[Exercise objective]:
Go line by line through the entries and show those that hold the string "JSON".

(Items from a data source)
--------------------------------------------------
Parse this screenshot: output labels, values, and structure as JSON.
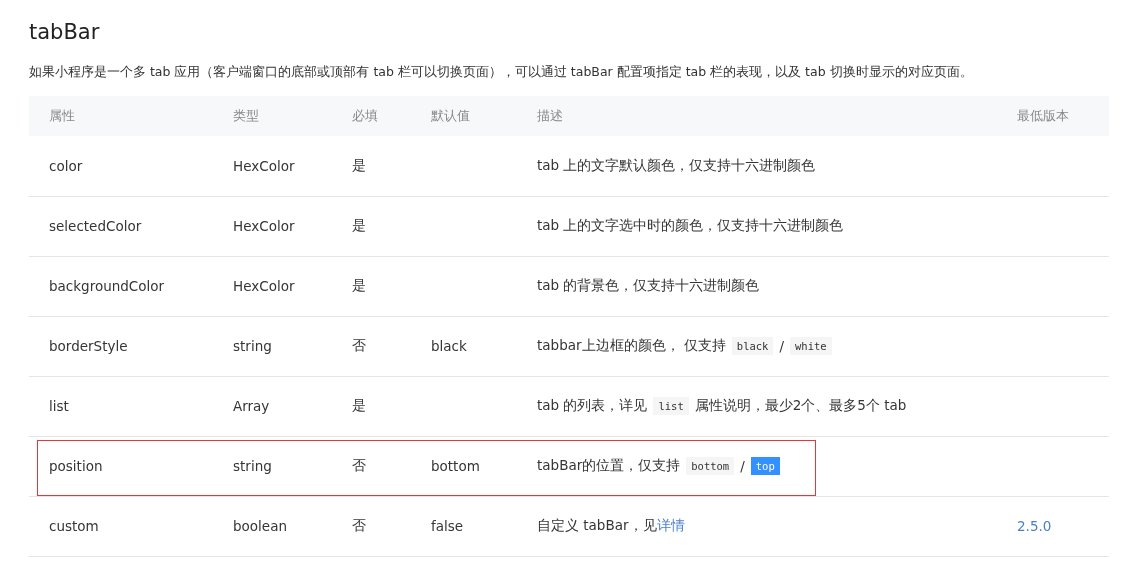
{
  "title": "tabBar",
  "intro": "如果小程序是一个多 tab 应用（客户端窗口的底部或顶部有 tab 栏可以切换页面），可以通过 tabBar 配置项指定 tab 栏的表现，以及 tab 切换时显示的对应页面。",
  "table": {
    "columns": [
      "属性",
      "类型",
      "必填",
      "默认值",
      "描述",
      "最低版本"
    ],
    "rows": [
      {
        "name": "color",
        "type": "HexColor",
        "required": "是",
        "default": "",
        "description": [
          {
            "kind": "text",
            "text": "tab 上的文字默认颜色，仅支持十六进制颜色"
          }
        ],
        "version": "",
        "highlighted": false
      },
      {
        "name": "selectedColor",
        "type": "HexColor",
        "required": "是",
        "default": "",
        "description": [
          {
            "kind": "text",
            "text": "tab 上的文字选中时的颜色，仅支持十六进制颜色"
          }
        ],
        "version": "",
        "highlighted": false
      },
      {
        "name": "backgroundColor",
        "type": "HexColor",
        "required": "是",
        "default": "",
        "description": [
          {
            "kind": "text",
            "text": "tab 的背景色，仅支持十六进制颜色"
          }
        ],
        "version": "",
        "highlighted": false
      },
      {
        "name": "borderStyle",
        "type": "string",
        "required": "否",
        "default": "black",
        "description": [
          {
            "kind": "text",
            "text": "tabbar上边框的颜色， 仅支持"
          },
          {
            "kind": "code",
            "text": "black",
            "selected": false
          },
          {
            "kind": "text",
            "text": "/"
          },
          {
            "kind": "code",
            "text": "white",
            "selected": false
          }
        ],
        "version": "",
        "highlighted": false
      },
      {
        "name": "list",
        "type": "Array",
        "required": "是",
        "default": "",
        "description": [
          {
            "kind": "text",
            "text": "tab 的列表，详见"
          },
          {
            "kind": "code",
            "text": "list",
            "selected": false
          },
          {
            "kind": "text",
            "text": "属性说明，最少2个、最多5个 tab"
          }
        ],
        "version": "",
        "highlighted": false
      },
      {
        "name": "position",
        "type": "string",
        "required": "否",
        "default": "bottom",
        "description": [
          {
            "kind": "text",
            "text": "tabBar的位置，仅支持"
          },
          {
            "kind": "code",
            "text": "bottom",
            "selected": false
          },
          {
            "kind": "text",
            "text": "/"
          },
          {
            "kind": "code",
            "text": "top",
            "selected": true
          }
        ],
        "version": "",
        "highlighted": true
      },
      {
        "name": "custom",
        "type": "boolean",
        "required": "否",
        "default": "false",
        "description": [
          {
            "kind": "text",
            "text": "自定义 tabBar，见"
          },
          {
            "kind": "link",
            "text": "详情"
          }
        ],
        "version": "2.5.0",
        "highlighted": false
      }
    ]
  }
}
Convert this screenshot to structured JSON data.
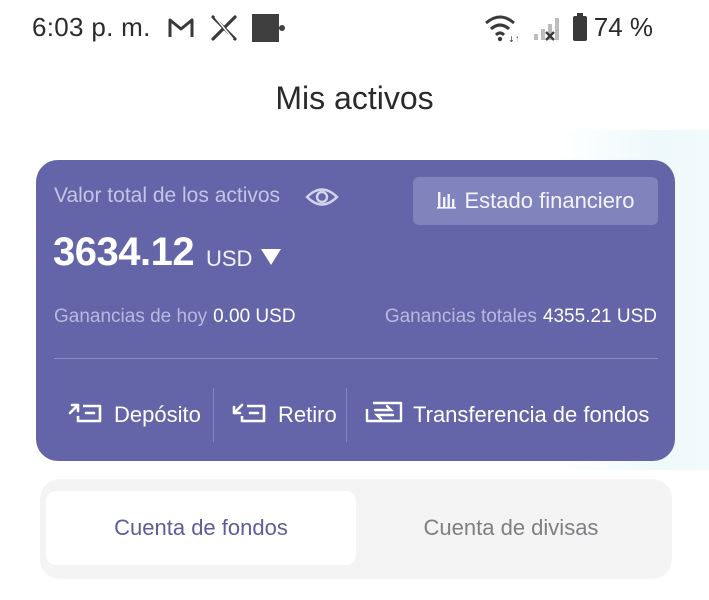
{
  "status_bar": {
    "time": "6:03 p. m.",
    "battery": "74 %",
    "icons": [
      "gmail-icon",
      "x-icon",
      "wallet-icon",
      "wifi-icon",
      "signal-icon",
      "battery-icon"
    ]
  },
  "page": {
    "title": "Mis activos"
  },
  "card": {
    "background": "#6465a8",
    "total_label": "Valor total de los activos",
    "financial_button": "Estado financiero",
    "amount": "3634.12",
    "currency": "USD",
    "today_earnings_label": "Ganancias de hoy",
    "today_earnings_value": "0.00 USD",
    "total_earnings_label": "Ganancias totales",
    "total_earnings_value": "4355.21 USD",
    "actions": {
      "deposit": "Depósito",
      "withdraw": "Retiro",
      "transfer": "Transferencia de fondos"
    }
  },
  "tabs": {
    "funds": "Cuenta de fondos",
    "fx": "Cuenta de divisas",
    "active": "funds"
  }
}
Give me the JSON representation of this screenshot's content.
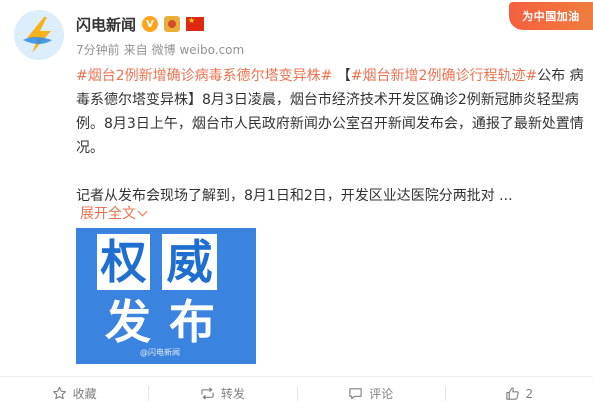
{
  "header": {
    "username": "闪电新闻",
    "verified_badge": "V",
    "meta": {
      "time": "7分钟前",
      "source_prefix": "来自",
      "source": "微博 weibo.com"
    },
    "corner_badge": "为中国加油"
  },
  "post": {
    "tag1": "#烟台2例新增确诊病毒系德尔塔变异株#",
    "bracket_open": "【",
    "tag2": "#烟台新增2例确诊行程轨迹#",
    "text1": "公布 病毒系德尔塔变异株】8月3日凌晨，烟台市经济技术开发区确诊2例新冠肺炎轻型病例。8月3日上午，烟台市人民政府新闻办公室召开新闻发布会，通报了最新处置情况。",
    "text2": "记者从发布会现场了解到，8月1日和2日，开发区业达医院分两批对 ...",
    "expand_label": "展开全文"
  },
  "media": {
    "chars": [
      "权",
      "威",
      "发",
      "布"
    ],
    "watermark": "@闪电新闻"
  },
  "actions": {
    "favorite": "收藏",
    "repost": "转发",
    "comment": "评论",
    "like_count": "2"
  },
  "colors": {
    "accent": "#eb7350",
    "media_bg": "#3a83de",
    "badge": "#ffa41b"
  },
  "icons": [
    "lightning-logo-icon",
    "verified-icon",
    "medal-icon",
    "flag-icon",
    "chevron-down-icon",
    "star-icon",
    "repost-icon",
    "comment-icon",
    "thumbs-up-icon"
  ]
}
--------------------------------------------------
[Final answer]:
Parse this screenshot: output labels, values, and structure as JSON.
Convert this screenshot to structured JSON data.
Give me the JSON representation of this screenshot's content.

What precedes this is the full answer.